The catalytic converter is part of your car’s exhaust system. It looks similar to a muffler, but it is constructed with different materials. Inside the catalytic converter, there’s a unique honeycomb-like structure that contains catalyst particles that interact with the exhaust gases. These particles can include rhodium, palladium and platinum.
The unburned hydrocarbons located in your car’s exhaust react with these materials in the catalytic converter. As the hydrocarbons are heated up, they break down into emissions that are less toxic and harmful to the environment. After the catalytic converter, these gases exit into the atmosphere through the tailpipe.

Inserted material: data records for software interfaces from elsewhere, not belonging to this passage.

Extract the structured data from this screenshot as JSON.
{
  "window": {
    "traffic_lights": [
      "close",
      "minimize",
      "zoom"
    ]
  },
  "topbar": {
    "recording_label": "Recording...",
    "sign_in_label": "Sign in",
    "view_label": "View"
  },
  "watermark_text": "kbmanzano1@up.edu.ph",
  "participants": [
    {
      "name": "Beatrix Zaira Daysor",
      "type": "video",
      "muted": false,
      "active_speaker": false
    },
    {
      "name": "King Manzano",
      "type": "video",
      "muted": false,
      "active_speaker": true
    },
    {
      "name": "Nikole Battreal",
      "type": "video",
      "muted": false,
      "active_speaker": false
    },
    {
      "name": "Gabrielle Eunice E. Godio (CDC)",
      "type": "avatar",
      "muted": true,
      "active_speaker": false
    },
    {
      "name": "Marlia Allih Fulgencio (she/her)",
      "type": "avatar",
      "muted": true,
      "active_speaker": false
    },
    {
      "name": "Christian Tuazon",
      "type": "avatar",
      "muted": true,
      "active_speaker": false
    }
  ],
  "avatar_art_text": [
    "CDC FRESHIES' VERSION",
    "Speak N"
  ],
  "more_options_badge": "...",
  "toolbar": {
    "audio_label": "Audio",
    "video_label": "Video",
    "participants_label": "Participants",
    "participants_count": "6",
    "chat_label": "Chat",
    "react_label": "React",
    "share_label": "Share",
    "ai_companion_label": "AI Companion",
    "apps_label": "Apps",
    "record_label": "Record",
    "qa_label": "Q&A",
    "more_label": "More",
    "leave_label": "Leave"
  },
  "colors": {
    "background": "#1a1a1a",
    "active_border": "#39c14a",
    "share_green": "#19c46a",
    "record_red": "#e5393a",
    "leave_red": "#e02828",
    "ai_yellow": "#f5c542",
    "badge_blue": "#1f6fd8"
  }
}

Can the Catalytic Converter Be Removed?
You might think that the most obvious solution is to simply take off the catalytic converter. Some people choose to do this and install a straight pipe, but is that the best solution? Yes, it makes for a cheaper repair, but there are reasons that it’s a terrible idea.

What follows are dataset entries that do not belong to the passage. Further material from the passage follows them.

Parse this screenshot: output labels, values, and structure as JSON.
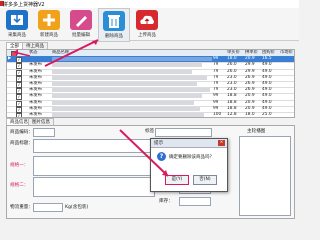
{
  "window": {
    "title": "拼多多上货神器V2"
  },
  "toolbar": {
    "buttons": [
      {
        "label": "采集商品",
        "icon": "import-icon",
        "color": "#1e73c8"
      },
      {
        "label": "新建商品",
        "icon": "add-icon",
        "color": "#f0a21a"
      },
      {
        "label": "批量编辑",
        "icon": "pencil-icon",
        "color": "#d64b8b"
      },
      {
        "label": "删除商品",
        "icon": "trash-icon",
        "color": "#2a8fd6"
      },
      {
        "label": "上传商品",
        "icon": "cloud-upload-icon",
        "color": "#d8282f"
      }
    ]
  },
  "list_tabs": [
    "全部",
    "待上商品"
  ],
  "grid": {
    "headers": [
      "",
      "",
      "状态",
      "商品名称",
      "",
      "",
      "单买价",
      "拼单价",
      "团购价",
      "市场价"
    ],
    "rows": [
      {
        "status": "",
        "qty": "99",
        "price1": "18.0",
        "price2": "20.9",
        "price3": "16.5",
        "selected": true
      },
      {
        "status": "未发布",
        "qty": "79",
        "price1": "26.0",
        "price2": "29.9",
        "price3": "49.0",
        "selected": false
      },
      {
        "status": "未发布",
        "qty": "79",
        "price1": "26.0",
        "price2": "29.9",
        "price3": "49.0",
        "selected": false
      },
      {
        "status": "未发布",
        "qty": "79",
        "price1": "23.0",
        "price2": "26.9",
        "price3": "49.0",
        "selected": false
      },
      {
        "status": "未发布",
        "qty": "79",
        "price1": "23.0",
        "price2": "26.9",
        "price3": "49.0",
        "selected": false
      },
      {
        "status": "未发布",
        "qty": "79",
        "price1": "23.0",
        "price2": "26.9",
        "price3": "49.0",
        "selected": false
      },
      {
        "status": "未发布",
        "qty": "99",
        "price1": "18.8",
        "price2": "20.9",
        "price3": "49.0",
        "selected": false
      },
      {
        "status": "未发布",
        "qty": "99",
        "price1": "18.8",
        "price2": "20.9",
        "price3": "49.0",
        "selected": false
      },
      {
        "status": "未发布",
        "qty": "99",
        "price1": "18.8",
        "price2": "20.9",
        "price3": "49.0",
        "selected": false
      },
      {
        "status": "未发布",
        "qty": "100",
        "price1": "12.8",
        "price2": "18.0",
        "price3": "25.0",
        "selected": false
      }
    ]
  },
  "detail_tabs": [
    "商品信息",
    "图片信息"
  ],
  "detail": {
    "label_tag": "标签",
    "label_goods_code": "商品编码：",
    "label_goods_title": "商品标题：",
    "label_spec1": "规格一：",
    "label_spec2": "规格二：",
    "label_weight": "物流重量：",
    "weight_unit": "Kg(含包装)",
    "label_single_price": "单买价：",
    "label_group_price": "团购价：",
    "label_market": "市场价：",
    "label_stock": "库存：",
    "label_main_image": "主轮播图"
  },
  "dialog": {
    "title": "提示",
    "message": "确定要删除该商品吗？",
    "ok": "是(Y)",
    "cancel": "否(N)"
  },
  "annotation_color": "#d81b60"
}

First of all, your car is going to fail emissions testing; there’s no way around it. Additionally, the car is going to dramatically suffer in terms of its performance and efficiency. On top of that, you are allowing more pollution to enter the environment, making you part of the problem.
The only real solution is to replace the catalytic converter. If the car isn’t worth the expense, then it’s time to get rid of it and buy a new one. Don’t take shortcuts when it comes to replacing the catalytic converter.